### SOURCE INFORMATION
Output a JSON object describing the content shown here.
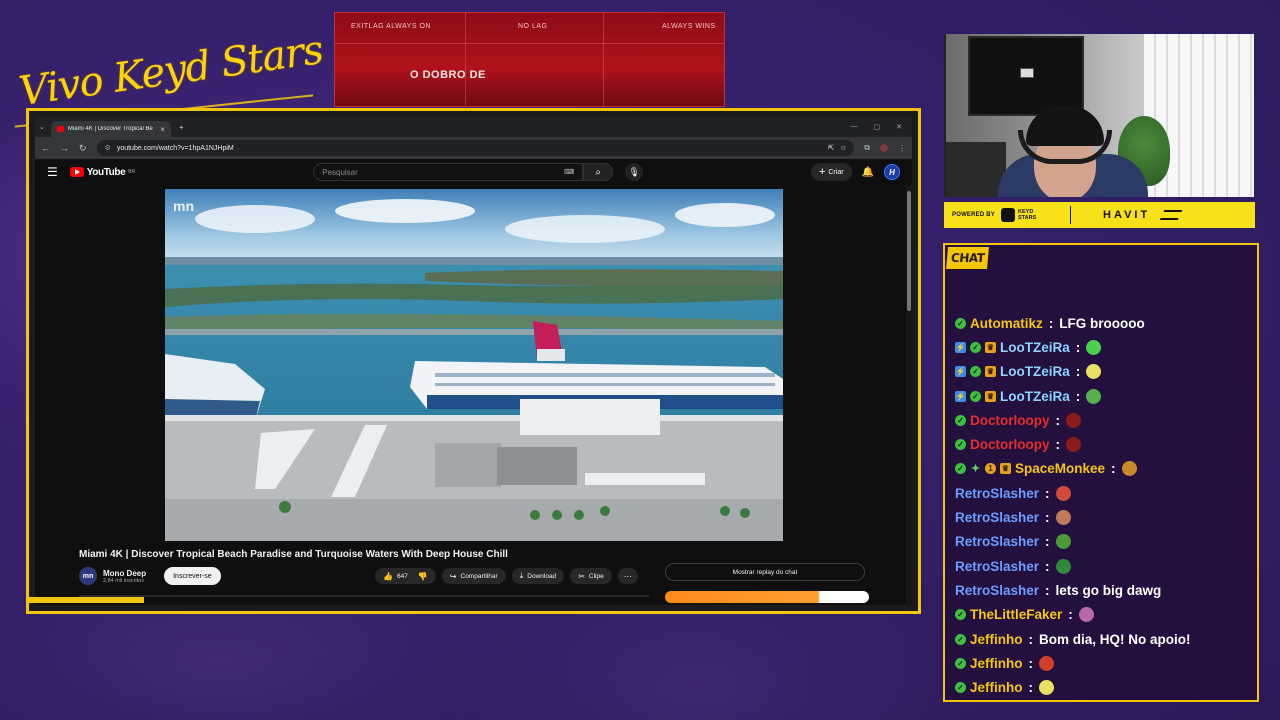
{
  "overlay": {
    "script_title": "Vivo Keyd Stars",
    "banner": {
      "small": [
        "EXITLAG ALWAYS ON",
        "NO LAG",
        "ALWAYS WINS"
      ],
      "main": "O DOBRO DE"
    }
  },
  "browser": {
    "tab_title": "Miami 4K | Discover Tropical Be",
    "tab_close": "×",
    "new_tab": "+",
    "window_controls": [
      "—",
      "▢",
      "✕"
    ],
    "nav": [
      "←",
      "→",
      "↻"
    ],
    "url": "youtube.com/watch?v=1hpA1NJHpiM",
    "addr_icons": [
      "⇱",
      "☆",
      "⧉"
    ]
  },
  "youtube": {
    "logo": "YouTube",
    "region": "BR",
    "search_placeholder": "Pesquisar",
    "create_label": "Criar",
    "video_title": "Miami 4K | Discover Tropical Beach Paradise and Turquoise Waters With Deep House Chill",
    "channel": {
      "name": "Mono Deep",
      "subs": "2,84 mil inscritos",
      "avatar": "mn",
      "subscribe_label": "Inscrever-se"
    },
    "actions": {
      "likes": "647",
      "share": "Compartilhar",
      "download": "Download",
      "clip": "Clipe"
    },
    "chat_replay": "Mostrar replay do chat",
    "watermark": "mn"
  },
  "sponsor": {
    "powered_by": "POWERED BY",
    "keyd_logo": "KEYD STARS",
    "havit": "HAVIT"
  },
  "chat": {
    "header": "CHAT",
    "messages": [
      {
        "badges": [
          "check"
        ],
        "user": "Automatikz",
        "color": "#f5c518",
        "text": "LFG brooooo",
        "emote": ""
      },
      {
        "badges": [
          "prime",
          "check",
          "crown"
        ],
        "user": "LooTZeiRa",
        "color": "#8fd3ff",
        "text": "",
        "emote": "#4ccf4c"
      },
      {
        "badges": [
          "prime",
          "check",
          "crown"
        ],
        "user": "LooTZeiRa",
        "color": "#8fd3ff",
        "text": "",
        "emote": "#e8e060"
      },
      {
        "badges": [
          "prime",
          "check",
          "crown"
        ],
        "user": "LooTZeiRa",
        "color": "#8fd3ff",
        "text": "",
        "emote": "#58b04a"
      },
      {
        "badges": [
          "check"
        ],
        "user": "Doctorloopy",
        "color": "#e3302a",
        "text": "",
        "emote": "#8a1a1a"
      },
      {
        "badges": [
          "check"
        ],
        "user": "Doctorloopy",
        "color": "#e3302a",
        "text": "",
        "emote": "#8a1a1a"
      },
      {
        "badges": [
          "check",
          "diamond",
          "num",
          "crown"
        ],
        "user": "SpaceMonkee",
        "color": "#f5c518",
        "text": "",
        "emote": "#c98a2a"
      },
      {
        "badges": [],
        "user": "RetroSlasher",
        "color": "#6d9cff",
        "text": "",
        "emote": "#d14a3a"
      },
      {
        "badges": [],
        "user": "RetroSlasher",
        "color": "#6d9cff",
        "text": "",
        "emote": "#c07a5a"
      },
      {
        "badges": [],
        "user": "RetroSlasher",
        "color": "#6d9cff",
        "text": "",
        "emote": "#4a9a3a"
      },
      {
        "badges": [],
        "user": "RetroSlasher",
        "color": "#6d9cff",
        "text": "",
        "emote": "#2f8a3a"
      },
      {
        "badges": [],
        "user": "RetroSlasher",
        "color": "#6d9cff",
        "text": "lets go big dawg",
        "emote": ""
      },
      {
        "badges": [
          "check"
        ],
        "user": "TheLittleFaker",
        "color": "#f5c518",
        "text": "",
        "emote": "#b86aa8"
      },
      {
        "badges": [
          "check"
        ],
        "user": "Jeffinho",
        "color": "#f5c518",
        "text": "Bom dia, HQ! No apoio!",
        "emote": ""
      },
      {
        "badges": [
          "check"
        ],
        "user": "Jeffinho",
        "color": "#f5c518",
        "text": "",
        "emote": "#d0402a"
      },
      {
        "badges": [
          "check"
        ],
        "user": "Jeffinho",
        "color": "#f5c518",
        "text": "",
        "emote": "#e8e060"
      }
    ]
  },
  "colors": {
    "accent_yellow": "#f3c60a",
    "bg_purple": "#34206a",
    "banner_red": "#b0121b"
  }
}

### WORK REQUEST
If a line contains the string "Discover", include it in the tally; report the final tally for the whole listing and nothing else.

### RESPONSE BOX
2